Source: Flickr CC US Department of State Office of Science and Technology
With a vibrant mix of cultures and a reputation as a culinary paradise, Medan, Indonesia is a must-see destination for many travelers in Southeast Asia. On the streets, residents of Indonesia’s fourth largest city mingle with tourists on their way to visit the diverse markets, malls, and local attractions. Like many major cities, congestion has become an increasingly acute problem in Medan. Although the issue has yet to dampen the spirit of locals and visitors, in improving transit, ITDP sees the opportunity to unlock Medan’s full economic and cultural potential. With support from the Asian Development Bank (ADB), ITDP Indonesia began an initiative to investigate the state of transport in the city and prepare recommendations for improvement. ITDP’s proposals, centered around improving non-motorized transport, will help guide this booming Southeast Asian city away from a car-dependant model and toward a pedestrian friendly city with accessible streets for all.
Located on the island of Sumatra (West Indonesia), Medan’s distinctive character is shaped by the region’s natural beauty, ethnic diversity, and rich history. A unique blend of cultures, with strong Malay, Indian, Batak, Chinese and Javenese communities, add their religious, ethnic, and culinary traditions to create a city well-known for its rich arts and customs. Tourists come to Medan to explore the mix of foods, from durian pancakes and dim sum to noodle dishes and pork ribs, and many continue on to explore the offerings of Sumatra Island. With all the traffic, transit in Medan is defined by a reliance on personal vehicles, taxis and riskshaws. Sidewalks and pedestrian pathways are poorly kept or non-existent, and mass transit options fail to meet the city’s needs.
ITDP Indonesia recently concluded a study of the existing transit patterns in Medan and began discussing with city leaders possible solutions and projects for improvements. ITDP found that many of Medan’s most popular destinations are within walking distance from each other, but poor pedestrian connections lead most people to use personal vehicles, angkot minibuses, or bentor rickshaws. The addition of stronger pedestrian pathways would be an impactful, practical initial step to improving traffic in Medan.
Merdeka Walk, one of the city’s most exciting centers for food, performance art, political rallies, community activities, illustrates the issues with Medan’s pedestrian network. ITDP Indonesia mapped how far pedestrians could walk within 15 minutes from the market. While there are many other attractions in the area, there are few pedestrian pathways between them, limiting the safety and comfort of people moving between destinations. Upgrading pedestrian access by provide a continuous network of paths would increase commerce in the area and help reduce reliance on vehicles.
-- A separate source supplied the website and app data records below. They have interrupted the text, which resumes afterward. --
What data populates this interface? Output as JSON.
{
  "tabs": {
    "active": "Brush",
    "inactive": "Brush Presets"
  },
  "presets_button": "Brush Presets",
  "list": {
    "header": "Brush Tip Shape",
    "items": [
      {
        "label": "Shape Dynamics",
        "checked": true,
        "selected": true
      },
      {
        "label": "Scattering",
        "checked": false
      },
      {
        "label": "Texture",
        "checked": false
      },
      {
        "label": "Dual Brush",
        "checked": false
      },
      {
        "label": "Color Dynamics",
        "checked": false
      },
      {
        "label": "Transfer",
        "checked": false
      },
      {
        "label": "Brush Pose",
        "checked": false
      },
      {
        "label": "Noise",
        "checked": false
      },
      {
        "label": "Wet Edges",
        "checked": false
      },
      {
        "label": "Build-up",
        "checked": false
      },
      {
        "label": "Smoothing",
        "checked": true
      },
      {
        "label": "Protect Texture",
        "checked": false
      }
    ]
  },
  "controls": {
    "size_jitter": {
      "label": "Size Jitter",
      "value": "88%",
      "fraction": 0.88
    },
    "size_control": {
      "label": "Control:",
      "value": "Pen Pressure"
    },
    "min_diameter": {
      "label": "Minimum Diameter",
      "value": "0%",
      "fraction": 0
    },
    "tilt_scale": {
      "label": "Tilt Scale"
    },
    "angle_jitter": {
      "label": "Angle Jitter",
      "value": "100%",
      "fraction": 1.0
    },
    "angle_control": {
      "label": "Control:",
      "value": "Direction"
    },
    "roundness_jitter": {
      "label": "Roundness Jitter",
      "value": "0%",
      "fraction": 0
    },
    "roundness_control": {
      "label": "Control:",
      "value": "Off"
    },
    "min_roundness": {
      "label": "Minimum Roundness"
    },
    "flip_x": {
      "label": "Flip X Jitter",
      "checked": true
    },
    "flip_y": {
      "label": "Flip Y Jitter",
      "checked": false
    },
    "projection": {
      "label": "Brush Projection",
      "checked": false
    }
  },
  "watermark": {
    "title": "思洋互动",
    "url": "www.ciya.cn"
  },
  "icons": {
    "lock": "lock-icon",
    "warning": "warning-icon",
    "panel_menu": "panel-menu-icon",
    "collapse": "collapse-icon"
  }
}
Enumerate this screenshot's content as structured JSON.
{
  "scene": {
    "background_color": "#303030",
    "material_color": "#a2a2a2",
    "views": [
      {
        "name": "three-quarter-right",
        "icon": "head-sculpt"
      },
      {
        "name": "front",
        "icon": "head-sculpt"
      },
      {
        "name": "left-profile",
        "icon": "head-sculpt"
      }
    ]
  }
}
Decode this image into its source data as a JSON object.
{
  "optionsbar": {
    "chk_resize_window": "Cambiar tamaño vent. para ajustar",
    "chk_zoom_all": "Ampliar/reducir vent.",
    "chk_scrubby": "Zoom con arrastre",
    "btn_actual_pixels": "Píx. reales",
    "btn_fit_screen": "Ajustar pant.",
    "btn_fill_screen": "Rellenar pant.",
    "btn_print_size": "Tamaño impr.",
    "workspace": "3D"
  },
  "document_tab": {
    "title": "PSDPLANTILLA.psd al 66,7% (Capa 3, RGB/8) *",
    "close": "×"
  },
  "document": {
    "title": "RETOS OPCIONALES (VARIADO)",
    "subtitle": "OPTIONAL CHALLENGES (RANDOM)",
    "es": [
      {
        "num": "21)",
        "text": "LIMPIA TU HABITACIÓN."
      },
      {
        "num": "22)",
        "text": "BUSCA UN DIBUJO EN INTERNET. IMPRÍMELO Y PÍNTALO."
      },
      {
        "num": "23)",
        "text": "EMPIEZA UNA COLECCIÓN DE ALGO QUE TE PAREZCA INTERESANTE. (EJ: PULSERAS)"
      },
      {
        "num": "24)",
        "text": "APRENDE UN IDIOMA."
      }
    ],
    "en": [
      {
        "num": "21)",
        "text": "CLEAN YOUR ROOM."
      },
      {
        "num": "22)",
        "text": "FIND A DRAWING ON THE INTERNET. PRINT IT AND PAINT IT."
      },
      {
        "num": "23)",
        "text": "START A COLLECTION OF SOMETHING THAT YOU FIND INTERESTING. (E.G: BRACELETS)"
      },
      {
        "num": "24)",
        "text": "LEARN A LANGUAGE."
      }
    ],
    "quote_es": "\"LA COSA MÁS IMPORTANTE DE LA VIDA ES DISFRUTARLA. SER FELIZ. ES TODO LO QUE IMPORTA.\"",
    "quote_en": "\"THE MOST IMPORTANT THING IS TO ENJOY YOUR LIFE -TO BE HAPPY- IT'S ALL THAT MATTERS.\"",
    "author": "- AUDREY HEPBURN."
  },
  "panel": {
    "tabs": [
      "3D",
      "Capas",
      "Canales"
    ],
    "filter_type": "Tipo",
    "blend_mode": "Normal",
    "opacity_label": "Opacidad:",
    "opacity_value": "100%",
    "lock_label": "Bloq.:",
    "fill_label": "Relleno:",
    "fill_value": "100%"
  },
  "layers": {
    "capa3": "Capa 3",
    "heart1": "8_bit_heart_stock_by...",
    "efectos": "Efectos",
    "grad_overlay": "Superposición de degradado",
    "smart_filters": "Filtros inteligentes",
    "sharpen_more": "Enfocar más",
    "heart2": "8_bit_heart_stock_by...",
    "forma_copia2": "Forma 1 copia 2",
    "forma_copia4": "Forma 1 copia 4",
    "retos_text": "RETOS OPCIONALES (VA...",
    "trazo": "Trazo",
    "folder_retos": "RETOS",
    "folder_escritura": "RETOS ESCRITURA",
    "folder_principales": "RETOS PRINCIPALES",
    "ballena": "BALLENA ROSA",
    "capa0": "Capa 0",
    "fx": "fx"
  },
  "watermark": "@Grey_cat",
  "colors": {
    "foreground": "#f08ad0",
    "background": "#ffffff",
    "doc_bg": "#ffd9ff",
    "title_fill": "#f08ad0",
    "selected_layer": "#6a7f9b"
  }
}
With a clear vision of the problems Medan faces, ITDP Indonesia is developing solutions. Local officials and ITDP staff have met to begin drawing up plans to reduce the city’s dependance on cars and build the foundation of a strong pedestrian network. Representatives from the local transport authority were enthusiastic about increasing pedestrian permiability throughout Medan, such as building connections between key local attractions. Many of the city’s existing plans for development allow space to incorporate the recommendations from ITDP’s study, offering ample opportunity to work together. Feasible solutions, including adding new sidewalks and improving pavement quality, signal that next steps are sure to come soon.
Medan is faced with the growing problems of congestion and poor air quality, the city’s reliance on cars threatens to create a cloud over this vibrant city. With a clear picture of the problem and a strong vision for a better pedestrian network, ITDP and the local government are working together to invest in building a safe, accessible streets, and create a better city of Medan for travelers and residents alike.